Laser Cutting Services
If you have not used a laser cutter or cannot afford a laser machine, it is better to outsource your work to a custom laser cutting service.
Several online and offline laser cutting businesses offer wood cutting services. You can find them online or visit some makers workshop near you.
Some of the popular online wood cutting services in the US are:
Laser cutting wood creates precise cuts that require less post-processing and also allows you to create intricate designs on wood. But, it cannot carve on wood.
Its precision and repeatability make it better than other traditional woodcutting techniques.
The type of optics and energy concentration of the focused beam determines the quality of cut you get. To obtain a uniform power density, you will need to use lenses having a long focal length.
Many large-scale industries have switched to laser cutting wood because of its ability to perform precise and complex cuts quickly.
However, if you want to cut thick pieces of wood, the economical option is a CNC router.
Laser Cutting and Engraving Other Materials
Following are some detailed guides on laser cutting more materials.

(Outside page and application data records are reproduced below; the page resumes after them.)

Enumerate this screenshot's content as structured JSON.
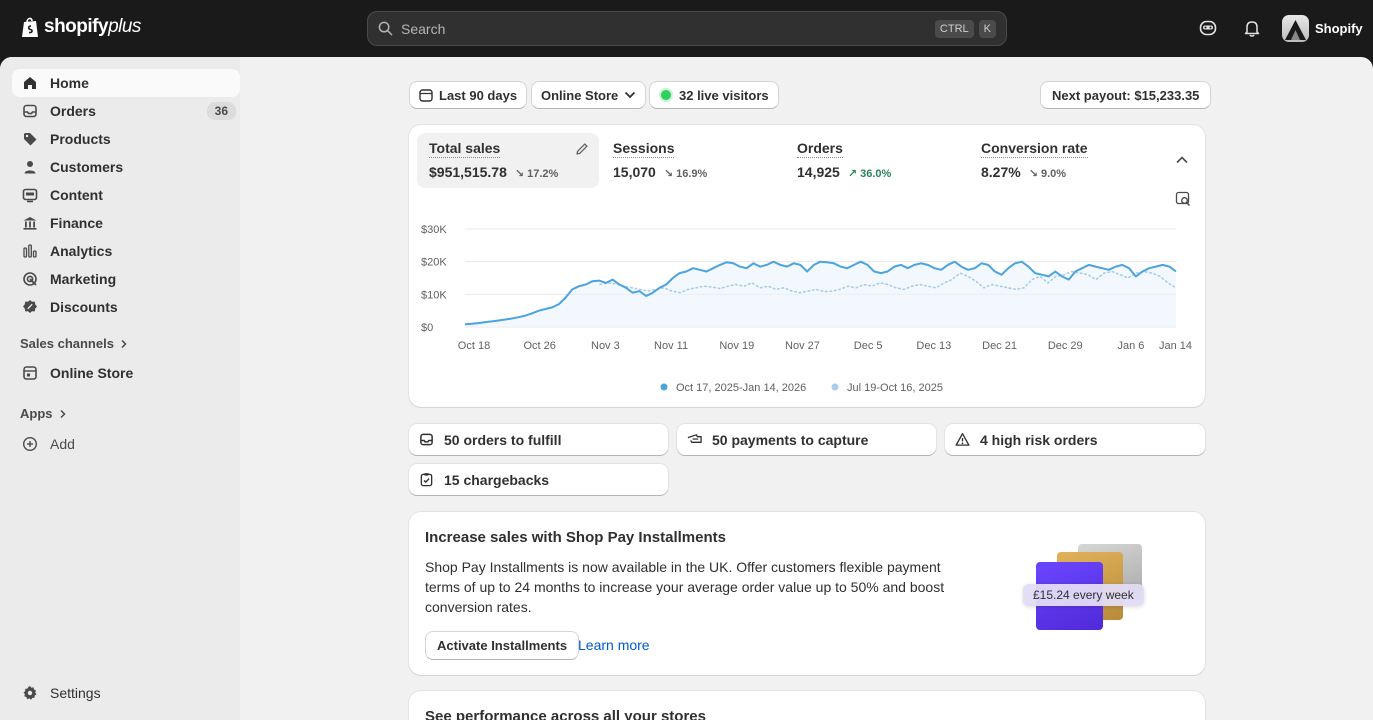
{
  "topbar": {
    "logo_text": "shopify",
    "logo_plus": "plus",
    "search": {
      "placeholder": "Search",
      "shortcut_1": "CTRL",
      "shortcut_2": "K"
    },
    "account_name": "Shopify"
  },
  "sidebar": {
    "items": [
      {
        "label": "Home",
        "icon": "home-icon",
        "active": true
      },
      {
        "label": "Orders",
        "icon": "inbox-icon",
        "badge": "36"
      },
      {
        "label": "Products",
        "icon": "tag-icon"
      },
      {
        "label": "Customers",
        "icon": "person-icon"
      },
      {
        "label": "Content",
        "icon": "content-icon"
      },
      {
        "label": "Finance",
        "icon": "bank-icon"
      },
      {
        "label": "Analytics",
        "icon": "bar-chart-icon"
      },
      {
        "label": "Marketing",
        "icon": "target-icon"
      },
      {
        "label": "Discounts",
        "icon": "discount-icon"
      }
    ],
    "sales_channels_label": "Sales channels",
    "online_store_label": "Online Store",
    "apps_label": "Apps",
    "add_label": "Add",
    "settings_label": "Settings"
  },
  "filters": {
    "date_range": "Last 90 days",
    "channel": "Online Store",
    "live_visitors": "32 live visitors",
    "next_payout": "Next payout: $15,233.35"
  },
  "metrics": [
    {
      "label": "Total sales",
      "value": "$951,515.78",
      "delta": "17.2%",
      "direction": "down"
    },
    {
      "label": "Sessions",
      "value": "15,070",
      "delta": "16.9%",
      "direction": "down"
    },
    {
      "label": "Orders",
      "value": "14,925",
      "delta": "36.0%",
      "direction": "up"
    },
    {
      "label": "Conversion rate",
      "value": "8.27%",
      "delta": "9.0%",
      "direction": "down"
    }
  ],
  "chart_data": {
    "type": "line",
    "x_labels": [
      "Oct 18",
      "Oct 26",
      "Nov 3",
      "Nov 11",
      "Nov 19",
      "Nov 27",
      "Dec 5",
      "Dec 13",
      "Dec 21",
      "Dec 29",
      "Jan 6",
      "Jan 14"
    ],
    "y_ticks": [
      "$0",
      "$10K",
      "$20K",
      "$30K"
    ],
    "ylim": [
      0,
      30000
    ],
    "legend_position": "bottom",
    "series": [
      {
        "name": "Oct 17, 2025-Jan 14, 2026",
        "color": "#4ba3e0",
        "style": "solid",
        "values": [
          800,
          1000,
          1200,
          1500,
          1700,
          2000,
          2300,
          2600,
          3000,
          3500,
          4200,
          5000,
          5500,
          6000,
          7000,
          9000,
          11500,
          12500,
          13000,
          14000,
          14200,
          13500,
          14500,
          13000,
          12000,
          10500,
          11000,
          9500,
          10500,
          12000,
          13000,
          15000,
          16500,
          17000,
          18000,
          17500,
          17000,
          18000,
          19000,
          19800,
          19500,
          18500,
          18000,
          19500,
          18500,
          19000,
          20000,
          19000,
          18500,
          19500,
          19000,
          17000,
          19000,
          20000,
          19800,
          19500,
          18500,
          18000,
          19000,
          20000,
          19000,
          17000,
          16500,
          17000,
          18500,
          19000,
          18000,
          19000,
          19500,
          19000,
          18000,
          17500,
          19000,
          20000,
          18500,
          17500,
          18000,
          19500,
          19000,
          17000,
          16000,
          18000,
          19500,
          20000,
          18500,
          16500,
          16000,
          15500,
          17000,
          15500,
          14500,
          17000,
          18000,
          19000,
          18500,
          18000,
          17500,
          18500,
          19000,
          18000,
          15500,
          17000,
          18000,
          18500,
          19000,
          18500,
          17000
        ]
      },
      {
        "name": "Jul 19-Oct 16, 2025",
        "color": "#a7ccec",
        "style": "dotted",
        "values": [
          13000,
          13500,
          13200,
          12500,
          12000,
          11500,
          11000,
          11500,
          12000,
          11000,
          10500,
          11500,
          12000,
          12500,
          12200,
          11800,
          12500,
          13000,
          12500,
          13500,
          12000,
          12500,
          11500,
          12000,
          11000,
          10500,
          11000,
          11500,
          10800,
          11000,
          11500,
          12500,
          12000,
          13000,
          12500,
          13500,
          13000,
          12000,
          11500,
          12500,
          13000,
          12500,
          12000,
          13500,
          14500,
          16500,
          15500,
          14000,
          12000,
          13000,
          12500,
          12000,
          11500,
          12000,
          14500,
          15500,
          13500,
          15500,
          16000,
          17000,
          16500,
          16000,
          14500,
          16500,
          17000,
          16000,
          15000,
          16500,
          17000,
          16500,
          15500,
          13500,
          12000
        ]
      }
    ]
  },
  "tasks": [
    {
      "label": "50 orders to fulfill",
      "icon": "inbox-icon"
    },
    {
      "label": "50 payments to capture",
      "icon": "cash-icon"
    },
    {
      "label": "4 high risk orders",
      "icon": "alert-triangle-icon"
    },
    {
      "label": "15 chargebacks",
      "icon": "clipboard-check-icon"
    }
  ],
  "promo": {
    "title": "Increase sales with Shop Pay Installments",
    "body": "Shop Pay Installments is now available in the UK. Offer customers flexible payment terms of up to 24 months to increase your average order value up to 50% and boost conversion rates.",
    "primary_button": "Activate Installments",
    "link": "Learn more",
    "illustration_price": "£15.24 every week"
  },
  "next_card_title": "See performance across all your stores",
  "colors": {
    "accent": "#4ba3e0",
    "live_dot": "#2fd05e",
    "up": "#29845a",
    "link": "#005bd3"
  }
}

|Material||Link to Guide|
|Paper||Laser Cutting Paper|
|Acrylic||Laser Cutting and Engraving Acrylic|
|Aluminum||Laser Cutting and Engraving Aluminum|

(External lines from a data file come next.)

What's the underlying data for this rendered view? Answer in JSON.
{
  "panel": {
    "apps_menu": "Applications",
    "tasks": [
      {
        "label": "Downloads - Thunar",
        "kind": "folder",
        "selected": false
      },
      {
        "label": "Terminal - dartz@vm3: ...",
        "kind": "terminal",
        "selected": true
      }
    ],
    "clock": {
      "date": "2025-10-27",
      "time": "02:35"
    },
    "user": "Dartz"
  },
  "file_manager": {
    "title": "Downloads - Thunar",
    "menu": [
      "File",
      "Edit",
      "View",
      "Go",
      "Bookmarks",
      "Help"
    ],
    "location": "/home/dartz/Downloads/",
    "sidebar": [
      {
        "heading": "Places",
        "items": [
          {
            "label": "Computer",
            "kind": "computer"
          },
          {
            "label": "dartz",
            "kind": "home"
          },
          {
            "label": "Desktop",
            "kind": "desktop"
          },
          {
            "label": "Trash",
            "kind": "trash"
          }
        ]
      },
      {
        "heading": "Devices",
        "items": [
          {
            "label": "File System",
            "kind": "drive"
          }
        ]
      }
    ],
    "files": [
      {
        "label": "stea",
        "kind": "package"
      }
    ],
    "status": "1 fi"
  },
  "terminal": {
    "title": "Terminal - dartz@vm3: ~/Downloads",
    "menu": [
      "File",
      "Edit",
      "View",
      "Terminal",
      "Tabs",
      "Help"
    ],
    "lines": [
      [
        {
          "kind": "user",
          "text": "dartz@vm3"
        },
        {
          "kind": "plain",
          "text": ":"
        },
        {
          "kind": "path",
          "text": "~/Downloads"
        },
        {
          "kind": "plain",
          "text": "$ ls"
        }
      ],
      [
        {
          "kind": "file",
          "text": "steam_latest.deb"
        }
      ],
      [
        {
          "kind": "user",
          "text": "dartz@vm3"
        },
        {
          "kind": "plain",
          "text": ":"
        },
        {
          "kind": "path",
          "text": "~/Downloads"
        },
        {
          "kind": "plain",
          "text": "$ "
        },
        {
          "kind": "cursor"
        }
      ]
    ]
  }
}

|Leather||Laser Cutting and Engraving Leather|
|Plastic||Laser Cutting and Engraving Plastic|
|Polypropylene||Laser cutting polypropylene|
|Brass||Laser Engraving Brass|

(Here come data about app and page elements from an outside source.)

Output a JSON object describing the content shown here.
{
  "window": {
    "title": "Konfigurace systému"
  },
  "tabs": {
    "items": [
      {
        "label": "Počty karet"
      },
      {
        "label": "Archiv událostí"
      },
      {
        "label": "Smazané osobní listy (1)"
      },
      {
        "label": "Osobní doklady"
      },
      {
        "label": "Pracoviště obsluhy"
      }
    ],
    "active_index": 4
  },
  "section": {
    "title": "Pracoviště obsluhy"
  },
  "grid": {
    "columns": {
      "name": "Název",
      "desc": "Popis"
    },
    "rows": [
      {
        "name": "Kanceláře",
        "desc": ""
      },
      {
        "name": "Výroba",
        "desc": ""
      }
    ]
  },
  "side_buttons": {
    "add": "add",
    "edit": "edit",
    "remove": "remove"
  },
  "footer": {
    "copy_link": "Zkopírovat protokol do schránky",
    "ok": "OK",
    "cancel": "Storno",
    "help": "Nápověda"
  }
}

|Felt||Laser Cutting Felt|
|Fabric||Laser Cutting Fabric|
|Foam||Laser Cutting Foam|
|Plywood||Laser Cutting Plywood|
|Glass (cutting)||Laser Cutting Glass|
|Glass (engraving)||Laser Etching and Engraving Glass|
|Wood (cutting)||Laser Cutting Wood|
|Wood (engraving)||Wood Laser Engraving|
|Granite||Laser Engraving Granite|
|Vinyl||Laser Cutting Vinyl|
|Food||Laser Engraving Food|
Laser Cutting Guides for other Materials
Frequently Asked Questions
Is MDF good for laser cutting?
MDF is not a good option for laser cutting. Manufacturers use urea-formaldehyde to glue together different layers of MDF. When laser-cut, they may release hazardous formaldehyde gas. Laser MDFs are a better alternative to general-purpose MDFs during laser cutting. Laser MDFs are specially crafted to be cut and engraved using a laser.
What wood can you laser-cut?
You can easily laser-cut most wood with low grain density and thickness. Alder, balsa, basswood, birch laser plywood, poplar, cedar, and pinewood are some of the best options for laser cutting.
How to make laser-wood cutouts?
To make laser-wood cutouts, first, you need to design the shape you want to cut out using any CAD software of your choice. Then choose the suitable wood for your project and cross verify if it can be cut using your laser. Once everything is ready, you can load your design to the laser software to cut. You can try many different wood projects with a laser cutter or engraver.
What's the best laser engraving for wood?
The best laser for laser engraving wood is a diode laser (810 - 1064 nm) with a power of 15W or 20W. They are a good option if your application only requires engraving text, logos, and designs on wood, they are also more affordable than CO2 and fiber lasers.